Woman loses action against sisters over sale of parents’ home

Plaintiff’s evidence ‘frequently unreliable’ and ‘deluded in many respects’, judge finds

A woman has lost a High Court action alleging her family obtained €2.5 million to €2.9 million less from the sale of their parents' home than they could have.

Aideen Doyle, otherwise Clodagh White, sued two of her sisters over the sale of "Chimes", Mount Anville Road, Goatstown, Dublin, for €16.1 million.

There were seven children in the White family, including retired High Court judge Barry White. He gave evidence in the case.

The plaintiff had given evidence "frequently unreliable" and "unfortunately deluded in many respects", Mr Justice Richard Humphreys said. "Regrettably, I am satisfied that her lengthy history of launching allegations is the work of a fantasist."

She had sued Niamh and Derval White, as administrators of their mother’s estate, claiming €350,000 as her share of the extra sum she alleged could have been achieved from sale of “Chimes” in 2007.

The court heard negotiations had been taking place with developer Niall Mellon, but that deal did not go through and it was sold by tender. Mr Mellon subsequently bought it from the successful tenderer.

The plaintiff claimed the administrators breached their duty to get the best price, which reached €19 million at one stage in a private offer from Mr Mellon.

Mr Justice Humphreys ruled there was no breach of duty as administrators and found evidence from Barry and Niamh White to be honest and reliable, while the plaintiff's evidence was "evasive and misleading".

‘Scandalous allegations’

Her claims the administrators had a duty to consult her did not arise and, even if it did, her “history of scandalous allegations against family members meant that any failure to consult her in such circumstances was reasonable”.

Those allegations included the "clearly delusional belief" that she was not the biological daughter of Kevin and Emily White, who had seven children. As a result she appeared to have adopted the alias Aideen Doyle, he said.

The plaintiff previously had treatment that involved removal of a portion of her brain in the frontal lobe, the judge noted. At some point, she developed the belief she was not the biological daughter of the Whites, based on “alleged conversations with shadowy advisers”.

She wrote to the Minister for Justice, a letter copied to the Cabinet, complaining about her brother Barry, a serving judge at the time. She also wrote a work of fiction, Web of Deceit, with characters bearing some resemblance to her siblings and in which scandalous allegations of fraud were imputed to those characters. A web blog by her propagated further scandalous allegations.
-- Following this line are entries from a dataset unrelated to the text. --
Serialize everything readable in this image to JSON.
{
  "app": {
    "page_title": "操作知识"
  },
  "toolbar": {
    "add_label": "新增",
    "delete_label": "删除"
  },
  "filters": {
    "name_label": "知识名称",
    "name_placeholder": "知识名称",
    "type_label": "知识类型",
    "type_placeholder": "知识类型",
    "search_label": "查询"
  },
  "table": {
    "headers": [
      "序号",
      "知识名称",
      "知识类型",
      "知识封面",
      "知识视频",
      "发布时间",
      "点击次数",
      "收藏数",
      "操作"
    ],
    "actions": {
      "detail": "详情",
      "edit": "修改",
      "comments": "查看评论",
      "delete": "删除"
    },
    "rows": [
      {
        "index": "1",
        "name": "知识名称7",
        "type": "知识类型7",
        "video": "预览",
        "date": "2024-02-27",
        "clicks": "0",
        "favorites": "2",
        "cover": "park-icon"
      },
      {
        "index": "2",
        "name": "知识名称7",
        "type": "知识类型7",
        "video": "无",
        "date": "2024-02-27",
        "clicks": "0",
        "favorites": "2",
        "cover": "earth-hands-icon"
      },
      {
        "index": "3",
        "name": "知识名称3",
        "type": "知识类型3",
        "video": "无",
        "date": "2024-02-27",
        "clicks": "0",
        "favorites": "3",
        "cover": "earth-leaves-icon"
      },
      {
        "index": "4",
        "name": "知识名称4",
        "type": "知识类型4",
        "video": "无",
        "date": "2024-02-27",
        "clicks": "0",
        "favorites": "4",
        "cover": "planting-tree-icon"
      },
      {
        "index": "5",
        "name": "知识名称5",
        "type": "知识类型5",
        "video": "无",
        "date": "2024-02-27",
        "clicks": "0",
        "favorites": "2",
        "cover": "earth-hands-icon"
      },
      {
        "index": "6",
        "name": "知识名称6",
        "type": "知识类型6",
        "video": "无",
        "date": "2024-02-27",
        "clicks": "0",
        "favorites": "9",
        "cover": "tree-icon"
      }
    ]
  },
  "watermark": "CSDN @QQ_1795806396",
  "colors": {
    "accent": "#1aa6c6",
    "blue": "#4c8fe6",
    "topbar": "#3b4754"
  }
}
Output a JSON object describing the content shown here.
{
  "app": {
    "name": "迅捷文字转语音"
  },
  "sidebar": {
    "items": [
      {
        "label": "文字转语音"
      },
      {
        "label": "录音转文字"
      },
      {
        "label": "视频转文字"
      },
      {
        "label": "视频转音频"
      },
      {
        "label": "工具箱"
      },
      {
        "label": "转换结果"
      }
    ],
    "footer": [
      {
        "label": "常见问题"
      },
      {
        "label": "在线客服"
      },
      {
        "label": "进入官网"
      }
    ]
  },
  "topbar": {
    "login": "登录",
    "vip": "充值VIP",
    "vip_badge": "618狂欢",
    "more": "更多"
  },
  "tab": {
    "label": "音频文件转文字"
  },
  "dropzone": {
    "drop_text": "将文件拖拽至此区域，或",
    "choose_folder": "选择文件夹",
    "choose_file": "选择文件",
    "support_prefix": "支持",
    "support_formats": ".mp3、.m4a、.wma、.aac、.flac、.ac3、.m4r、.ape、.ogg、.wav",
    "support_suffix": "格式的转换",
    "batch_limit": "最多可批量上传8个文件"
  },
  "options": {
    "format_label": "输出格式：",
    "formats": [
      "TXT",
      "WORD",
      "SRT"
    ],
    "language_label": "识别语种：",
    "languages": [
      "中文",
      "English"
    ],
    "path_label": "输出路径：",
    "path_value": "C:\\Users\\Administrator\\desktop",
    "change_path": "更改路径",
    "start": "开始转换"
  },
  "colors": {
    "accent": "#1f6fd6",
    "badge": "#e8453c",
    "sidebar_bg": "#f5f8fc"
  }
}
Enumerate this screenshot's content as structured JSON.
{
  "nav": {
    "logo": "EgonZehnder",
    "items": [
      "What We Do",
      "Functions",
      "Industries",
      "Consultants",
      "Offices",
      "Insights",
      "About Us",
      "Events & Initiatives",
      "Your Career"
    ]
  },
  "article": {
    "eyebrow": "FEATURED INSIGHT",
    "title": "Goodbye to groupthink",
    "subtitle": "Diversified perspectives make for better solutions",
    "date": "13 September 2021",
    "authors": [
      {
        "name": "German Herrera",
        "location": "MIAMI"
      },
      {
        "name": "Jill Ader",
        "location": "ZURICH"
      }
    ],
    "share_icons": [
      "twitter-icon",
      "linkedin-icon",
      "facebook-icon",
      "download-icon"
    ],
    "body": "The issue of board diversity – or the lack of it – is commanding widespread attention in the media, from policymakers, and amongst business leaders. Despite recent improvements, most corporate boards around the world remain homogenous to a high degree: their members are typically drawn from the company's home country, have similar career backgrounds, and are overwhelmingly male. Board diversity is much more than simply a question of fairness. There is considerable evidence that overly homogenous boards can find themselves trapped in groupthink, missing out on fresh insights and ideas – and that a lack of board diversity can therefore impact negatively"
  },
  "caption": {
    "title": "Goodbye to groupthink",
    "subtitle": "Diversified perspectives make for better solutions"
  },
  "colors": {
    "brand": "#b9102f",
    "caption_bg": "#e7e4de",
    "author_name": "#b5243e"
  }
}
She brought a private prosecution against her sister Hilary, who had tried to help her in a number of ways, after Hilary turned up at the plaintiff’s home accompanied by a doctor.

DNA test

In 2006, the plaintiff was admitted to St John of God’s for seven weeks, during which time a DNA test confirmed she was a full biological sibling of Hilary. The plaintiff said she had advice from a lecturer, described by the judge as another “shadowy adviser”, that the test was not proof.

She stopped paying rent, was evicted in January 2007, and lived in B&Bs and youth hostels for a time.

When the sale of “Chimes” was being negotiated that March, she could not be contacted until about a week before the deal was agreed by the rest of the family and began then to threaten legal proceedings.

She made distasteful and repugnant references to her family, such as “those people”. An essential element of her case for alleged breach of duty was that she had to be a member of the family and this was not something she could equivocate on or deny.

Were it not for the fact her sisters did not appear to wish to take this particular point against her, he would have dismissed her action on that ground alone, he said.